Zero tolerance of excessive use of alcohol appears to be spreading up the chain of command. But who can report the bosses' drinking problems?
By Heikki Hellman
Zero tolerance on alcohol is spreading in the workplace.
In the Hospital District of South Ostrobothnia, you will get your marching orders on the spot, if the alcometer needle so much as twitches.
But the tougher attitudes towards a traditional problem in Finnish working life appear to be extending right the way up the chain of command to the big office on the top floor.
The Finnish Broadcasting Company’s evening news bulletin just over a week ago carried a report that six researchers at the Finnish Institute of International Affairs had filed a complaint against the Institute’s director Raimo Väyrynen.
The fact that the complaint referred to Väyrynen’s allegedly having appeared drunk was revealed by the Chairman of the Institute’s Board, Antti Tanskanen.
Naturally the drinking problems of the country’s good and great are of interest, but previously these things have not been aired in public.
And certainly no employer has come out and reported publicly on the alcohol use of his or her employees!
But Tanskanen’s was not the first recent example.
In February we learned that the newly-appointed editor-in-chief of the Turku daily Turun Sanomat, Markku Salomaa, was being fired from his job.
“I guess it was about alcohol, in other words he had been in Brussels and had lapsed badly”, the newspaper publisher’s CEO Keijo Ketonen told Helsingin Sanomat at the time.
Then there was the case of the Helsinki HIFK ice hockey team, who sacked their Canadian coach Bob Francis in December 2006.
The HIFK-Hockey general manager of the time Pentti Matikainen revealed that the decision was alcohol-related.
“Francis has repeatedly... used alcohol during team training sessions and at away fixtures on the road”, said Matikainen.
In the old days, when presidents and ministers, professors and captains of industry let their hair down or got legless, not a word of it was whispered to the public at large.
One’s private life was no business but one’s own, and nobody even tut-tutted at the idea of having to swill down vodka while representing country or company.
Getting wasted on the job was a fringe benefit.
Ahti Karjalainen was permitted to continue his heavy drinking for decades.
In his case, it went on for so long that when the former Prime Minister and long-serving Foreign Minister was sacked from his position as the Governor of the Bank of Finland in 1983, a good many people did at least already know that alcoholism had lubricated his departure.
Now, however, times have changed. The squeaky-clean behaviour of politicians, civil servants, and company directors is being monitored with a magnifying glass.
Each and every little slip has the risk of coming out in public, since tips to newsdesks and candid camera-phone snaps can be passed on with a few keystrokes and a mouse-click.

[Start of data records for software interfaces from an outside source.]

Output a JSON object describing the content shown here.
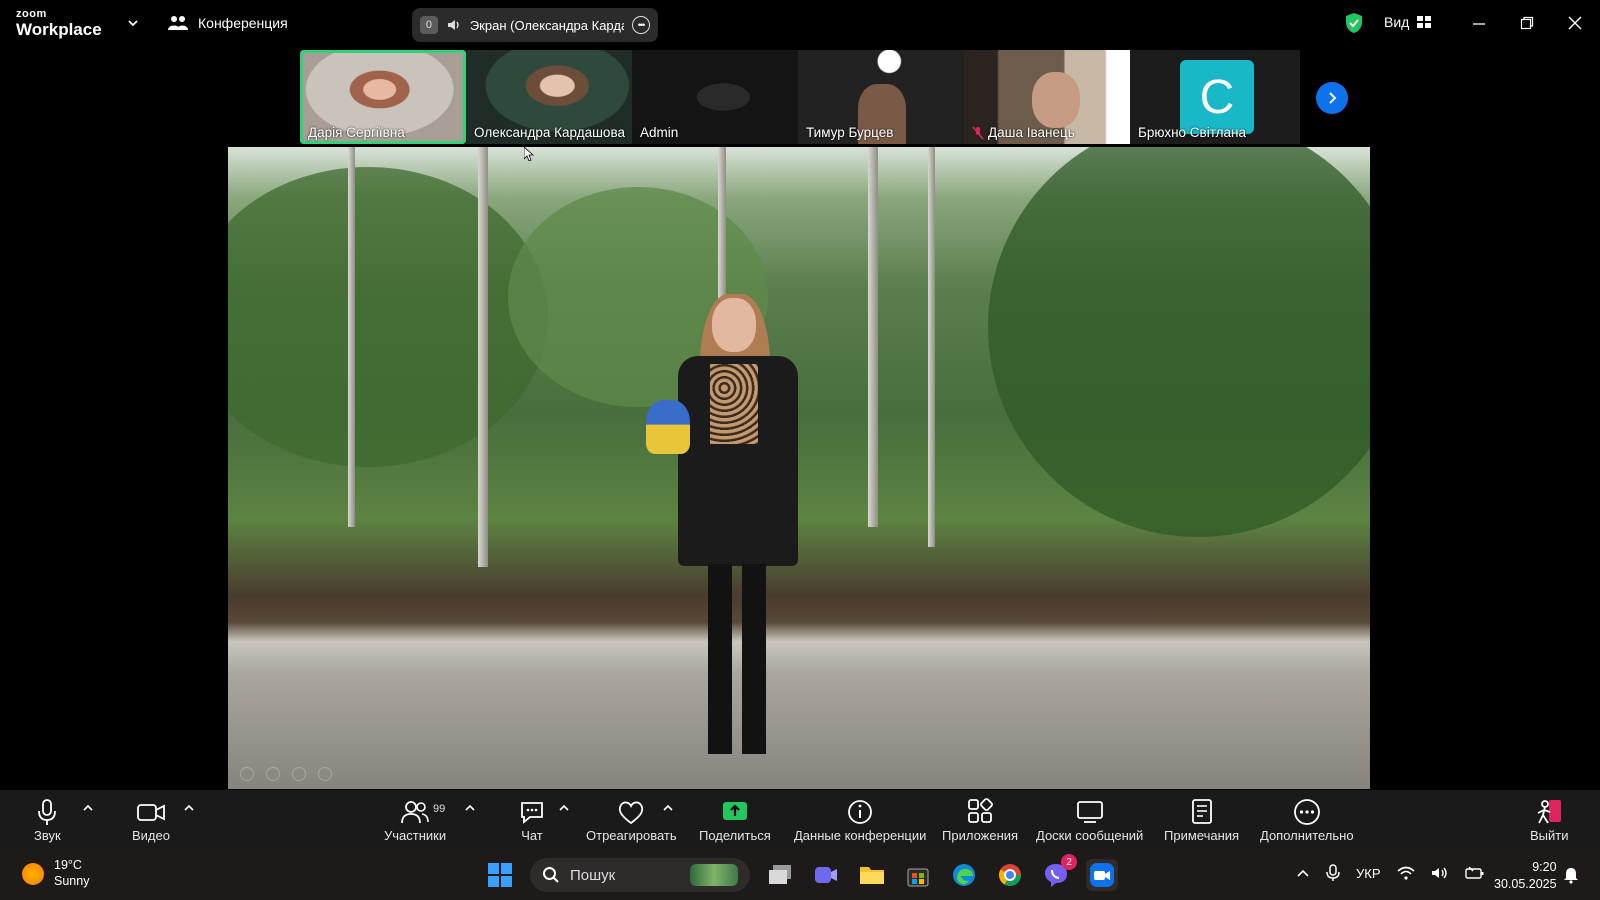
{
  "app": {
    "logo_small": "zoom",
    "logo_big": "Workplace",
    "meeting_label": "Конференция",
    "screen_badge": "0",
    "screen_share_title": "Экран (Олександра Кардашова)",
    "view_label": "Вид"
  },
  "participants": [
    {
      "name": "Дарія Сергіївна",
      "active": true
    },
    {
      "name": "Олександра Кардашова",
      "active": false
    },
    {
      "name": "Admin",
      "active": false
    },
    {
      "name": "Тимур Бурцев",
      "active": false
    },
    {
      "name": "Даша Іванець",
      "muted": true
    },
    {
      "name": "Брюхно Світлана",
      "avatar_letter": "C"
    }
  ],
  "toolbar": {
    "audio": "Звук",
    "video": "Видео",
    "participants": "Участники",
    "participants_count": "99",
    "chat": "Чат",
    "react": "Отреагировать",
    "share": "Поделиться",
    "meeting_info": "Данные конференции",
    "apps": "Приложения",
    "whiteboards": "Доски сообщений",
    "notes": "Примечания",
    "more": "Дополнительно",
    "leave": "Выйти"
  },
  "taskbar": {
    "weather_temp": "19°C",
    "weather_desc": "Sunny",
    "search_placeholder": "Пошук",
    "viber_badge": "2",
    "language": "УКР",
    "time": "9:20",
    "date": "30.05.2025"
  },
  "colors": {
    "active_green": "#33d17a",
    "zoom_blue": "#0e72ed",
    "share_green": "#22c55e",
    "leave_red": "#e0245e"
  }
}
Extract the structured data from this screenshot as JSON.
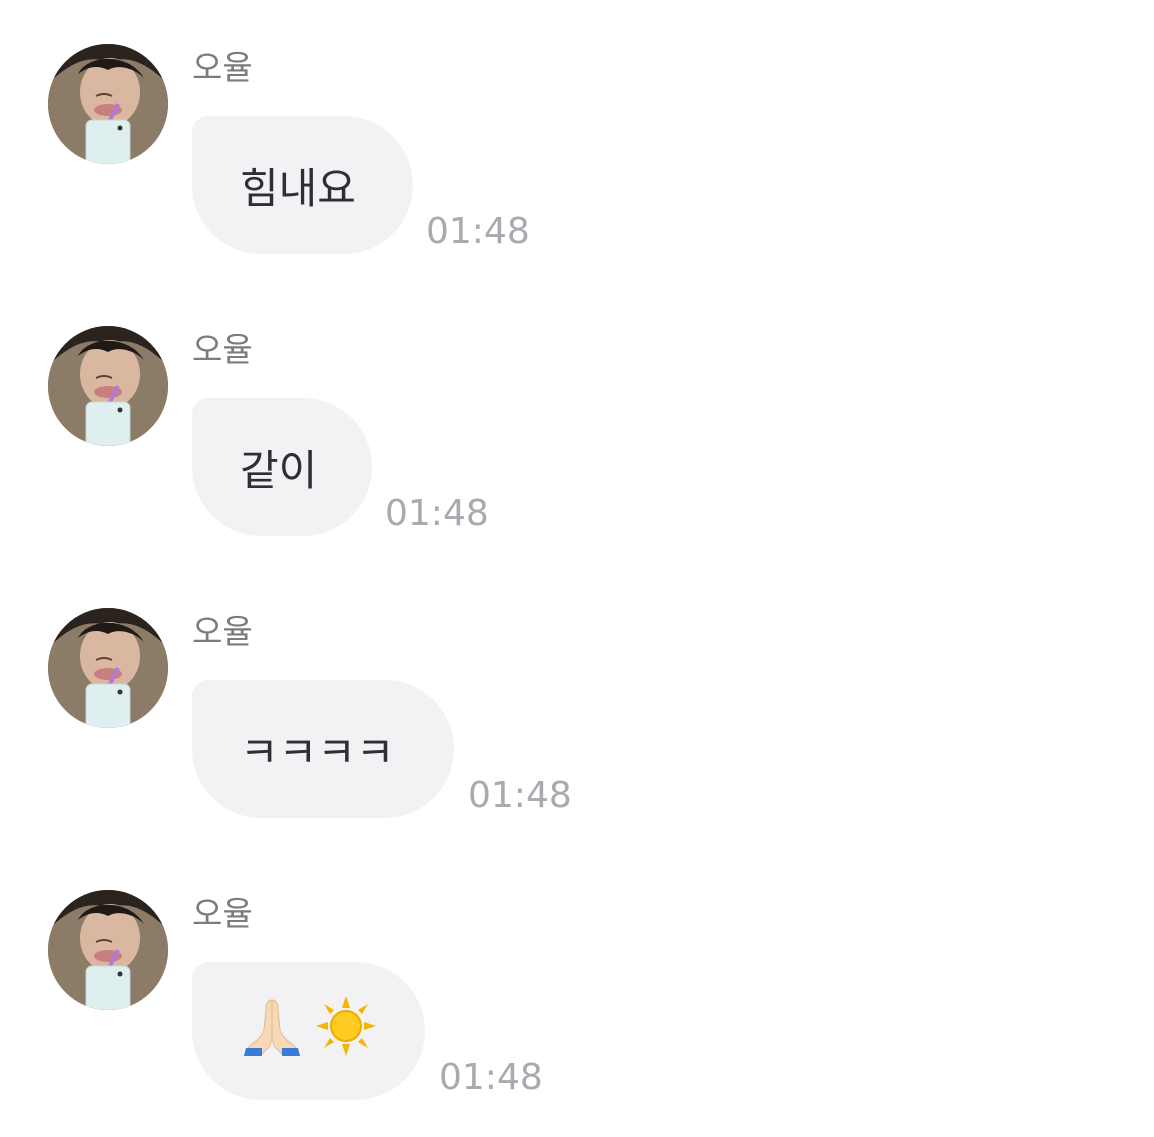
{
  "messages": [
    {
      "sender": "오율",
      "text": "힘내요",
      "time": "01:48"
    },
    {
      "sender": "오율",
      "text": "같이",
      "time": "01:48"
    },
    {
      "sender": "오율",
      "text": "ㅋㅋㅋㅋ",
      "time": "01:48"
    },
    {
      "sender": "오율",
      "text": "",
      "emoji": [
        "folded-hands",
        "sun"
      ],
      "time": "01:48"
    }
  ],
  "colors": {
    "bubble": "#f2f2f5",
    "sender": "#7b7b80",
    "time": "#a9a9b0",
    "text": "#2e2e33"
  }
}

“It seems as though tolerance has declined”, ponders Pekka Hyvärinen, who was appointed head of the self-regulating Council for Mass Media earlier this year.
Hyvärinen nevertheless notes that he does not know whether there is any substance in the accusations against Väyrynen or Salomaa.

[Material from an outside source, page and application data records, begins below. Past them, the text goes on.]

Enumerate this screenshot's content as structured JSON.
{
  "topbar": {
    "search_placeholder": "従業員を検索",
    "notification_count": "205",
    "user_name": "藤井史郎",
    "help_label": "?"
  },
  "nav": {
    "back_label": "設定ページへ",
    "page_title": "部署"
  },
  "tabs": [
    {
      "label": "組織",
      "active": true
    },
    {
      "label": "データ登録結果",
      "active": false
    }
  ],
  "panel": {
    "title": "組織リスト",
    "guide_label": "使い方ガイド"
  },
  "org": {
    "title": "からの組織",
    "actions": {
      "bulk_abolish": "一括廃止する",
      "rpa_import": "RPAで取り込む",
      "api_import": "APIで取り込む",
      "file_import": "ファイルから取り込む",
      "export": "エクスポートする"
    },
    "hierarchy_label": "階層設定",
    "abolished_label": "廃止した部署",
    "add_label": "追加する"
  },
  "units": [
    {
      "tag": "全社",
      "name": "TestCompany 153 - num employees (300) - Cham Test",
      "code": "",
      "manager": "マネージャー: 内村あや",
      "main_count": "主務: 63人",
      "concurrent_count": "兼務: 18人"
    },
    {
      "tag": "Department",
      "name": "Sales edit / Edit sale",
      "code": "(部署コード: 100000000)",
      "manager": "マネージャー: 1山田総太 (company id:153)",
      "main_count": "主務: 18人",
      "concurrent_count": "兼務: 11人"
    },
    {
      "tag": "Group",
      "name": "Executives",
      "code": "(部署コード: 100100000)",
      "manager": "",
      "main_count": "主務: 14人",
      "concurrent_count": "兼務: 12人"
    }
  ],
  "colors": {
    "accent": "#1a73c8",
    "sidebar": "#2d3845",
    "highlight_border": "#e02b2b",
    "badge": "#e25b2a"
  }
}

“What is certainly odd in both cases is the fact that the employer brought the alcohol suspicions right out into the open like that. It is almost as if at the top of the tree there would be no need to go through the usual arrangements of getting someone straight, or putting them into a rehab programme”, says Hyvärinen.

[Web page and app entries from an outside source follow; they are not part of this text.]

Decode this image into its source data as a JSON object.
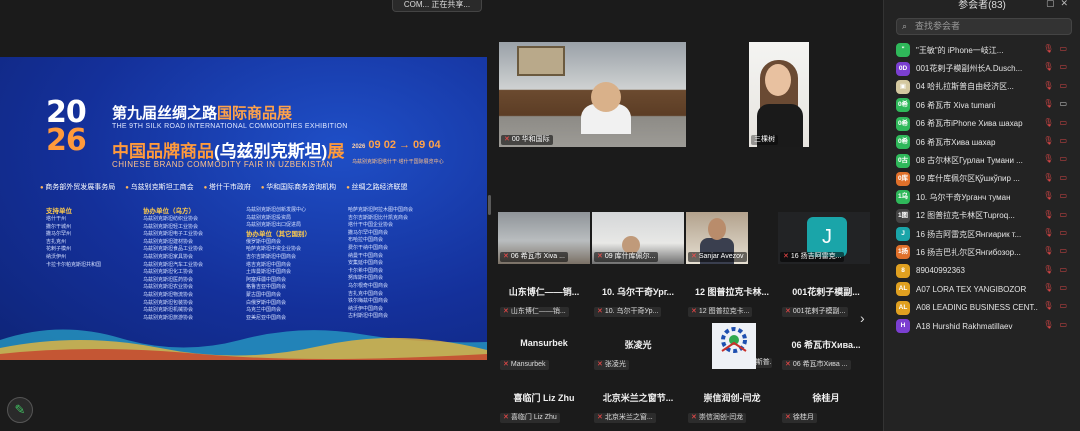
{
  "top_tooltip": "COM... 正在共享...",
  "share": {
    "year_top": "20",
    "year_top_accent": "26",
    "title_cn": "第九届丝绸之路",
    "title_cn_accent": "国际商品展",
    "title_en": "THE 9TH SILK ROAD INTERNATIONAL COMMODITIES EXHIBITION",
    "subtitle_cn": "中国品牌商品",
    "subtitle_cn_white": "(乌兹别克斯坦)",
    "subtitle_cn_end": "展",
    "subtitle_en": "CHINESE BRAND COMMODITY FAIR IN UZBEKISTAN",
    "date_text": "09 02 → 09 04",
    "date_year": "2026",
    "date_note": "乌兹别克斯坦塔什干·塔什干国际展览中心",
    "organizers": [
      "商务部外贸发展事务局",
      "乌兹别克斯坦工商会",
      "塔什干市政府",
      "华和国际商务咨询机构",
      "丝绸之路经济联盟"
    ],
    "col1_head": "支持单位",
    "col1": [
      "塔什干州",
      "撒尔干城州",
      "撒马尔罕州",
      "吉扎克州",
      "花剌子模州",
      "纳沃伊州",
      "卡拉卡尔帕克斯坦共和国"
    ],
    "col2_head": "协办单位（乌方）",
    "col2": [
      "乌兹别克斯坦纺织业协会",
      "乌兹别克斯坦轻工业协会",
      "乌兹别克斯坦电子工业协会",
      "乌兹别克斯坦建材协会",
      "乌兹别克斯坦食品工业协会",
      "乌兹别克斯坦家具协会",
      "乌兹别克斯坦汽车工业协会",
      "乌兹别克斯坦化工协会",
      "乌兹别克斯坦医药协会",
      "乌兹别克斯坦农业协会",
      "乌兹别克斯坦物流协会",
      "乌兹别克斯坦包装协会",
      "乌兹别克斯坦机械协会",
      "乌兹别克斯坦旅游协会"
    ],
    "col3_head": "协办单位（其它国别）",
    "col3a": [
      "乌兹别克斯坦创新发展中心",
      "乌兹别克斯坦投资局",
      "乌兹别克斯坦出口促进局"
    ],
    "col3": [
      "俄罗斯中国商会",
      "哈萨克斯坦中资企业协会",
      "吉尔吉斯斯坦中国商会",
      "塔吉克斯坦中国商会",
      "土库曼斯坦中国商会",
      "阿塞拜疆中国商会",
      "格鲁吉亚中国商会",
      "蒙古国中国商会",
      "白俄罗斯中国商会",
      "乌克兰中国商会",
      "亚美尼亚中国商会"
    ],
    "col4": [
      "哈萨克斯坦阿拉木图中国商会",
      "吉尔吉斯斯坦比什凯克商会",
      "塔什干中国企业协会",
      "撒马尔罕中国商会",
      "布哈拉中国商会",
      "费尔干纳中国商会",
      "纳曼干中国商会",
      "安集延中国商会",
      "卡尔希中国商会",
      "努库斯中国商会",
      "乌尔根奇中国商会",
      "吉扎克中国商会",
      "铁尔梅兹中国商会",
      "纳沃伊中国商会",
      "古利斯坦中国商会"
    ]
  },
  "videos": [
    {
      "label": "00 华和国际"
    },
    {
      "label": "三棵树"
    },
    {
      "label": "06 希瓦市 Xiva ..."
    },
    {
      "label": "09 库什库佩尔..."
    },
    {
      "label": "Sanjar Avezov"
    },
    {
      "label": "16 扬吉阿雷克..."
    },
    {
      "avatar": "J"
    }
  ],
  "name_tiles": [
    {
      "name": "山东博仁——销...",
      "label": "山东博仁——销..."
    },
    {
      "name": "10. 乌尔干奇Ург...",
      "label": "10. 乌尔干奇Ур..."
    },
    {
      "name": "12 图普拉克卡林...",
      "label": "12 图普拉克卡..."
    },
    {
      "name": "001花剌子模副...",
      "label": "001花剌子模副..."
    },
    {
      "name": "Mansurbek",
      "label": "Mansurbek"
    },
    {
      "name": "张凌光",
      "label": "张凌光"
    },
    {
      "name": "",
      "label": "04 哈扎拉斯普..."
    },
    {
      "name": "06 希瓦市Хива...",
      "label": "06 希瓦市Хива ..."
    },
    {
      "name": "喜临门 Liz Zhu",
      "label": "喜临门 Liz Zhu"
    },
    {
      "name": "北京米兰之窗节...",
      "label": "北京米兰之窗..."
    },
    {
      "name": "崇信润创-闫龙",
      "label": "崇信润创-闫龙"
    },
    {
      "name": "徐桂月",
      "label": "徐桂月"
    }
  ],
  "panel": {
    "title": "参会者(83)",
    "search_placeholder": "查找参会者",
    "participants": [
      {
        "av": "\"",
        "color": "#2fb85a",
        "name": "\"王敏\"的 iPhone一岐江..."
      },
      {
        "av": "0D",
        "color": "#7b3fd1",
        "name": "001花剌子模副州长A.Dusch..."
      },
      {
        "av": "▣",
        "color": "#d4c8a0",
        "name": "04 哈扎拉斯普自由经济区..."
      },
      {
        "av": "0希",
        "color": "#2fb85a",
        "name": "06 希瓦市 Xiva tumani"
      },
      {
        "av": "0希",
        "color": "#2fb85a",
        "name": "06 希瓦市iPhone Хива шахар"
      },
      {
        "av": "0希",
        "color": "#2fb85a",
        "name": "06 希瓦市Хива шахар"
      },
      {
        "av": "0古",
        "color": "#2fb85a",
        "name": "08 古尔林区Гурлан Тумани ..."
      },
      {
        "av": "0库",
        "color": "#e0702a",
        "name": "09 库什库佩尔区Қўшкўпир ..."
      },
      {
        "av": "1乌",
        "color": "#2fb85a",
        "name": "10. 乌尔干奇Урганч туман"
      },
      {
        "av": "1图",
        "color": "#444",
        "name": "12 图普拉克卡林区Tuproq..."
      },
      {
        "av": "J",
        "color": "#1aa5a9",
        "name": "16 扬吉阿雷克区Янгиарик т..."
      },
      {
        "av": "1扬",
        "color": "#e0702a",
        "name": "16 扬吉巴扎尔区Янгибозор..."
      },
      {
        "av": "8",
        "color": "#e0a020",
        "name": "89040992363"
      },
      {
        "av": "AL",
        "color": "#e0a020",
        "name": "A07 LORA TEX YANGIBOZOR"
      },
      {
        "av": "AL",
        "color": "#e0a020",
        "name": "A08 LEADING BUSINESS CENT..."
      },
      {
        "av": "H",
        "color": "#7b3fd1",
        "name": "A18 Hurshid Rakhmatillaev"
      }
    ]
  }
}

“I did not see any reason to hide the matter, because the complaints will in any case come as an appendix to the formal protocol on the subject”, said Antti Tanskanen by way of justification for his disclosure.
The media, of course, also have the right to make it known if someone in a significant position is drinking heavily.
The recent cases have also given pause for thought for Seppo Koskinen, a professor of labour and social welfare law at the University of Lapland.
“An individual’s use of alcohol is the sort of sensitive personal information that should not be made public, according to the law”, he suggests.
For example alcoholism is a sickness, and the information surrounding it should be kept within a select group of people, even in the work environment.
What sets the Salomaa and Väyrynen cases apart is that the former was working for a newspaper publisher, while the latter is a civil servant.
“If a civil servant in a senior position is drinking heavily in private, let alone if he is appearing drunk in public, then it is always going to be a more blameworthy action. Civil servants are expected to display proper discipline in these things”, says Koskinen.
Difficult subjects, to be sure. Both Salomaa and Väyrynen have vehemently denied the allegations made against them about their alcohol problems.
The matter of the firing and outstanding salary claims of HIFK ex-coach Bob Francis will be heard in Helsinki District Court later this month.
Lawyers are apparently poring over the Salomaa case right now.
Väyrynen’s alleged behaviour will be discussed at a meeting of the Board of the Institute of International Affairs on Tuesday. Everything points to the fact that this was not simply a matter of drink, but that it was one of the symptoms of the inflamed working atmosphere that exists in the Institute at present.
In any event, nobody is likely to be suggesting on Tuesday that the answer to the Institute’s problems should be a “wet” retreat weekend in which to iron things out.
Helsingin Sanomat / First published in print 6.4.2008
HEIKKI HELLMAN / Helsingin Sanomat